a new approach for common integration of organic and ZnO transistors on transparent substrates for complementary
transistor electronics. The gate dielectric consists of a special high-k resin, the metallization utilizes Au and Al films. The
thermal budget for processing of the devices is limited to 120°C to enable foil substrates.
Thermoelectric generators (TEGs) can be used as robust and maintenance-free power supplies. The power
density of currently available TEGs is about 1 W/cm² and sufficient for many low power
sensor/microelectromechanical systems. By changing the sintering atmosphere and using a special set-up a
standard industry process used for insulating or metallic materials was transferred to thermoelectric FeSi2-,
Mg2Si- and SiGe-material. Thereby, separated compact- and sintering steps allows a mass producible process
in contrast to the almost exclusively used SPS- and FAST-processes. All three materials have been further
processed to functional TEG-modules by sawing, bonding and electrically contacting with TiSi2. Thereby, the
mechanical bond as well as the electrical contacts are thermally stable up to 800 °C. The general functionality
and the characteristics of the final TEG-modules were confirmed by analysis in a measurement setup that
simulates an application in a realistic environment.
High efficient dye sensitized solar cells typically apply expensive materials. To reduce the costs natural dyes, carbon
nanotubes and an additional contact layer were introduced. UV-irradiation substitutes typical sintering processes for the
TiO2 nanoparticle film. Replacing the ITO coated glass electrodes by a metal grid structure reduces the integration costs
further more. Best results were achieved using a grid structure with openings in the dimension of the diffusion length of
the charge carriers.
Potentiometry with a Kelvin probe atomic force microscope is used to investigate the contact resistances of pentacene OFETs, so that the injection of the charges at the source contact and their extraction at the drain contact can be distinguished from the influence of trap

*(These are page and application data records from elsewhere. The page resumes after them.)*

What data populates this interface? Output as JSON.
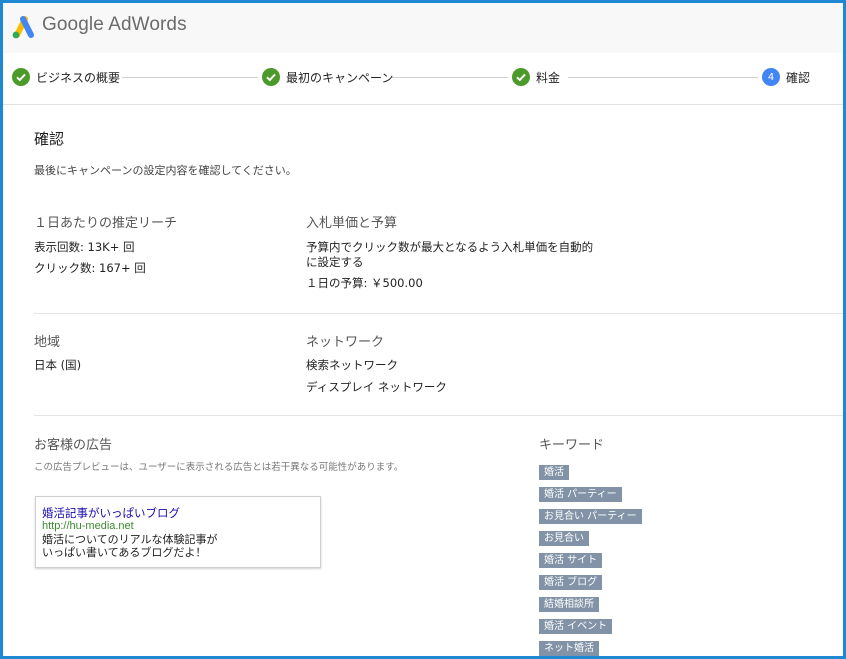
{
  "app": {
    "logo_text": "Google AdWords"
  },
  "steps": [
    {
      "label": "ビジネスの概要",
      "state": "done"
    },
    {
      "label": "最初のキャンペーン",
      "state": "done"
    },
    {
      "label": "料金",
      "state": "done"
    },
    {
      "label": "確認",
      "state": "current",
      "number": "4"
    }
  ],
  "page": {
    "title": "確認",
    "subtitle": "最後にキャンペーンの設定内容を確認してください。"
  },
  "reach": {
    "heading": "１日あたりの推定リーチ",
    "impressions": "表示回数: 13K+ 回",
    "clicks": "クリック数: 167+ 回"
  },
  "bidding": {
    "heading": "入札単価と予算",
    "strategy_line1": "予算内でクリック数が最大となるよう入札単価を自動的",
    "strategy_line2": "に設定する",
    "budget": "１日の予算: ￥500.00"
  },
  "location": {
    "heading": "地域",
    "value": "日本 (国)"
  },
  "network": {
    "heading": "ネットワーク",
    "items": [
      "検索ネットワーク",
      "ディスプレイ ネットワーク"
    ]
  },
  "ad": {
    "heading": "お客様の広告",
    "note": "この広告プレビューは、ユーザーに表示される広告とは若干異なる可能性があります。",
    "title": "婚活記事がいっぱいブログ",
    "url": "http://hu-media.net",
    "desc_line1": "婚活についてのリアルな体験記事が",
    "desc_line2": "いっぱい書いてあるブログだよ！"
  },
  "keywords": {
    "heading": "キーワード",
    "items": [
      "婚活",
      "婚活 パーティー",
      "お見合い パーティー",
      "お見合い",
      "婚活 サイト",
      "婚活 ブログ",
      "結婚相談所",
      "婚活 イベント",
      "ネット婚活"
    ]
  },
  "colors": {
    "frame": "#1e88d2",
    "check": "#4c9a2a",
    "current_step": "#4285f4",
    "keyword_chip": "#8393a7",
    "ad_title": "#1a0dab",
    "ad_url": "#3b8a2f"
  }
}
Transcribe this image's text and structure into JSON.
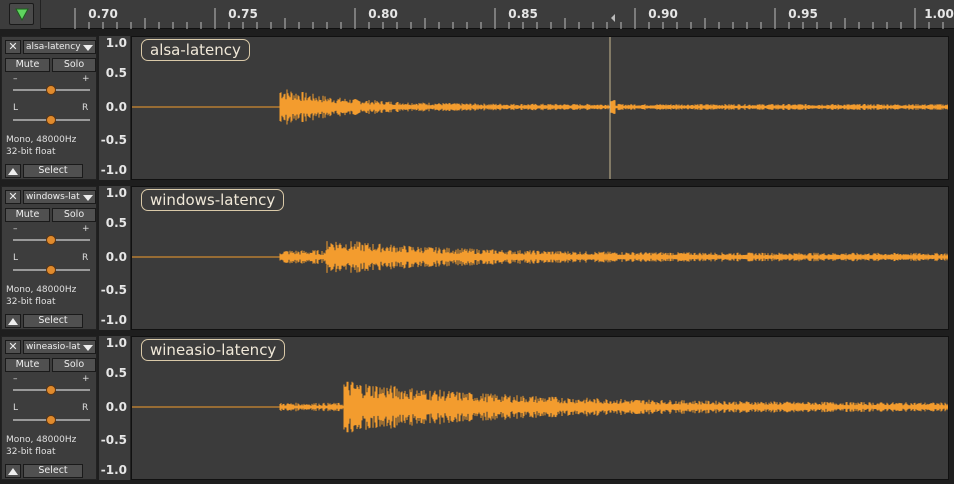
{
  "ruler": {
    "ticks": [
      "0.70",
      "0.75",
      "0.80",
      "0.85",
      "0.90",
      "0.95",
      "1.00"
    ]
  },
  "play_icon": "play-triangle-down-icon",
  "vertical_scale": [
    "1.0",
    "0.5",
    "0.0",
    "-0.5",
    "-1.0"
  ],
  "colors": {
    "waveform": "#f39c2e",
    "background": "#3b3b3b",
    "label_border": "#d9c9a8"
  },
  "tracks": [
    {
      "name": "alsa-latency",
      "label": "alsa-latency",
      "mute": "Mute",
      "solo": "Solo",
      "gain_minus": "–",
      "gain_plus": "+",
      "pan_left": "L",
      "pan_right": "R",
      "info_line1": "Mono, 48000Hz",
      "info_line2": "32-bit float",
      "select": "Select"
    },
    {
      "name": "windows-lat",
      "label": "windows-latency",
      "mute": "Mute",
      "solo": "Solo",
      "gain_minus": "–",
      "gain_plus": "+",
      "pan_left": "L",
      "pan_right": "R",
      "info_line1": "Mono, 48000Hz",
      "info_line2": "32-bit float",
      "select": "Select"
    },
    {
      "name": "wineasio-lat",
      "label": "wineasio-latency",
      "mute": "Mute",
      "solo": "Solo",
      "gain_minus": "–",
      "gain_plus": "+",
      "pan_left": "L",
      "pan_right": "R",
      "info_line1": "Mono, 48000Hz",
      "info_line2": "32-bit float",
      "select": "Select"
    }
  ]
}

states on the charge transport through the accumulation channel. The
samples consist of Au bottom contacts on a SiO2 gate dielectric with a channel length of L=10- 15 μm and a channel

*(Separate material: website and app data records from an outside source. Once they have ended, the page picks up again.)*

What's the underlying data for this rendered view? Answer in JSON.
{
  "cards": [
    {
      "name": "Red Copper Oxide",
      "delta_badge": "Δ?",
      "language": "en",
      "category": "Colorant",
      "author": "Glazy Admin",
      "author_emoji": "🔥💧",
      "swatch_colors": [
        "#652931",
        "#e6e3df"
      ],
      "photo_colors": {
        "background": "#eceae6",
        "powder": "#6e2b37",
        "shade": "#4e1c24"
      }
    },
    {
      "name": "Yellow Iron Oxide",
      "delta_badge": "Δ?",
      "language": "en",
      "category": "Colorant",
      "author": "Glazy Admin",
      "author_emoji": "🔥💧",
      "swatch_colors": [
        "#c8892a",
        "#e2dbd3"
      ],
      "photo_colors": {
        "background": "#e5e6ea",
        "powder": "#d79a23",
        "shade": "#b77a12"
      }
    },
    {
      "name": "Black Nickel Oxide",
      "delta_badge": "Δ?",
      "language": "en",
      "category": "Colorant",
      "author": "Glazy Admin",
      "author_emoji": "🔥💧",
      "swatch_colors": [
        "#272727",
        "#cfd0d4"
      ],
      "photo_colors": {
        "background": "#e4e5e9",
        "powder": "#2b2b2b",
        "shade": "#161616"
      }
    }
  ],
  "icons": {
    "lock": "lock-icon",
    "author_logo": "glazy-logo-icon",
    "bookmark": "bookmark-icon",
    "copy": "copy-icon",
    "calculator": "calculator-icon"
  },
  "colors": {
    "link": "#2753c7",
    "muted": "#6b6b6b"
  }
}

width of W=100 μm. The gate oxide is first treated by an
oxygen plasma before depositing about 30 nm of pentacene under high

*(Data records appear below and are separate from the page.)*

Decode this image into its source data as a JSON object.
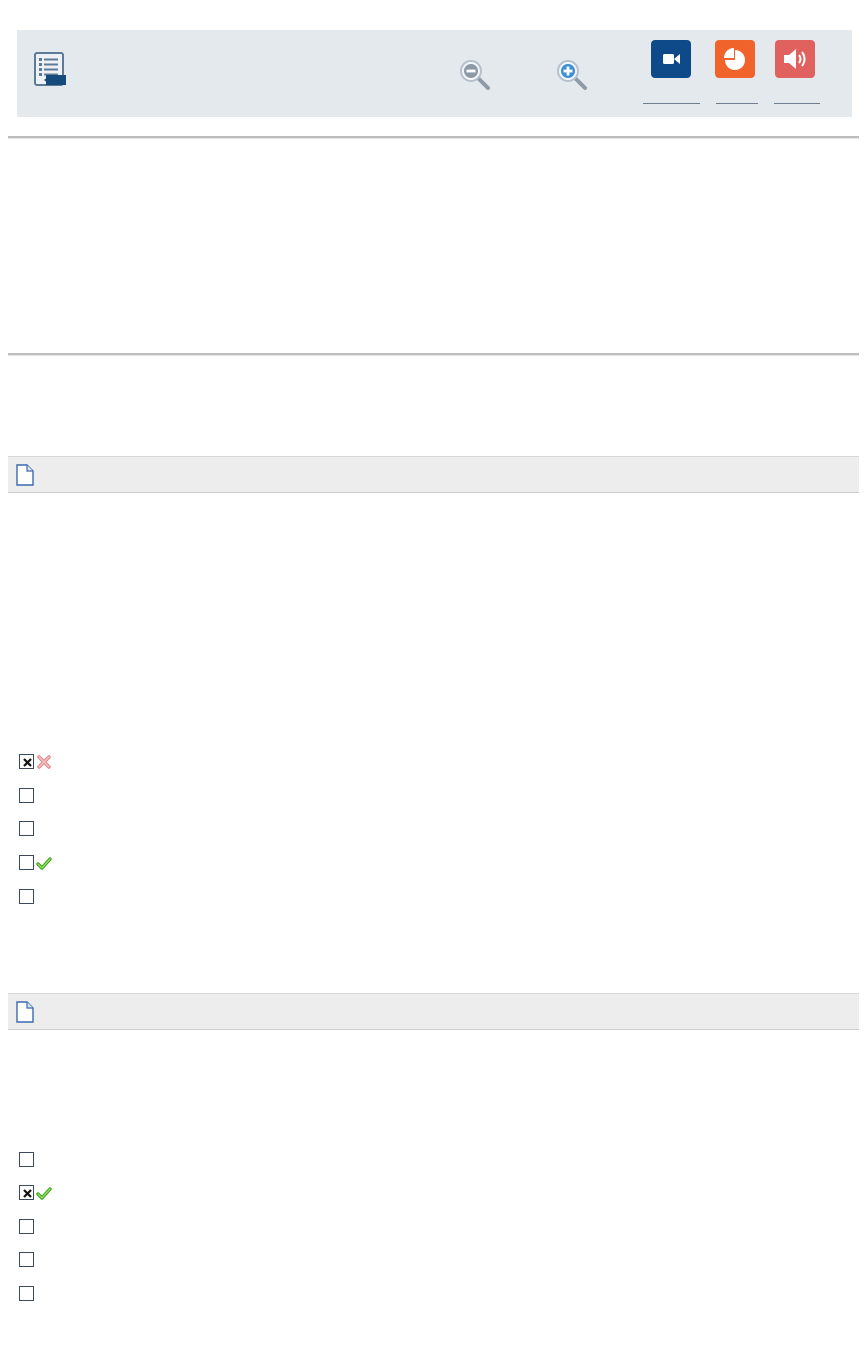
{
  "toolbar": {
    "icons": [
      "document-list-icon",
      "zoom-out-icon",
      "zoom-in-icon",
      "video-icon",
      "pie-chart-icon",
      "speaker-icon"
    ],
    "colors": {
      "background": "#e4e9ed",
      "video": "#0e4a8a",
      "chart": "#f0632a",
      "audio": "#e0615e"
    }
  },
  "questions": [
    {
      "text": "",
      "icon": "page-icon",
      "options": [
        {
          "label": "",
          "checked": true,
          "mark": "wrong"
        },
        {
          "label": "",
          "checked": false,
          "mark": "none"
        },
        {
          "label": "",
          "checked": false,
          "mark": "none"
        },
        {
          "label": "",
          "checked": false,
          "mark": "correct"
        },
        {
          "label": "",
          "checked": false,
          "mark": "none"
        }
      ]
    },
    {
      "text": "",
      "icon": "page-icon",
      "options": [
        {
          "label": "",
          "checked": false,
          "mark": "none"
        },
        {
          "label": "",
          "checked": true,
          "mark": "correct"
        },
        {
          "label": "",
          "checked": false,
          "mark": "none"
        },
        {
          "label": "",
          "checked": false,
          "mark": "none"
        },
        {
          "label": "",
          "checked": false,
          "mark": "none"
        }
      ]
    }
  ]
}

vacuum conditions. The output characteristics are measured as a
function of temperature in an evacuated cryostat, revealing
temperature-activated hole transport. The potentiometry measurements
are performed ex situ under atmospheric conditions after storing
the samples in air for several weeks. At room temperature, the
pentacene OFETs are dominated by the resistance at the injection
contact, so that the mobility in the channel region as deduced from
potentiometry is about one order of magnitude higher than the value
obtained from the output characteristics. The measurements are
interpreted with microscopic model calculations for the
Organic thin film transistors on silicon substrate are fabricated by standard lithography techniques to get transistors with micrometer scale gate length. The semiconducting layer consists of the evaporated organic molecule Pentacene. Transistor parameters taken from transistors with channel lengths of 10 μm - 1 μm confirm the validity of the models for silicon MOS transistors. For further reduction in channel length the imprint technique is proposed to integrate sub micron distances between the drain and source metallization of the transistor.
The fabrication of piezo-resistive pressure sensors for high temperature applications by the selective removal of CVD-diamond is limited due to the jutting physical properties of this material, which result in insufficient etching rates. A novel technique with distinctly increased etching rates due to a modified sample arrangement inside of a commercially available reactive ion etching (RIE) reactor overcomes this limitation by a restricted plasma volume. Rates up to 334 nm/min imply an increase of more than one order of magnitude in comparison with additional measurements utilizing a standard etching technique. Furthermore, the electrical response of a fabricated sensor on pressure is demonstrated.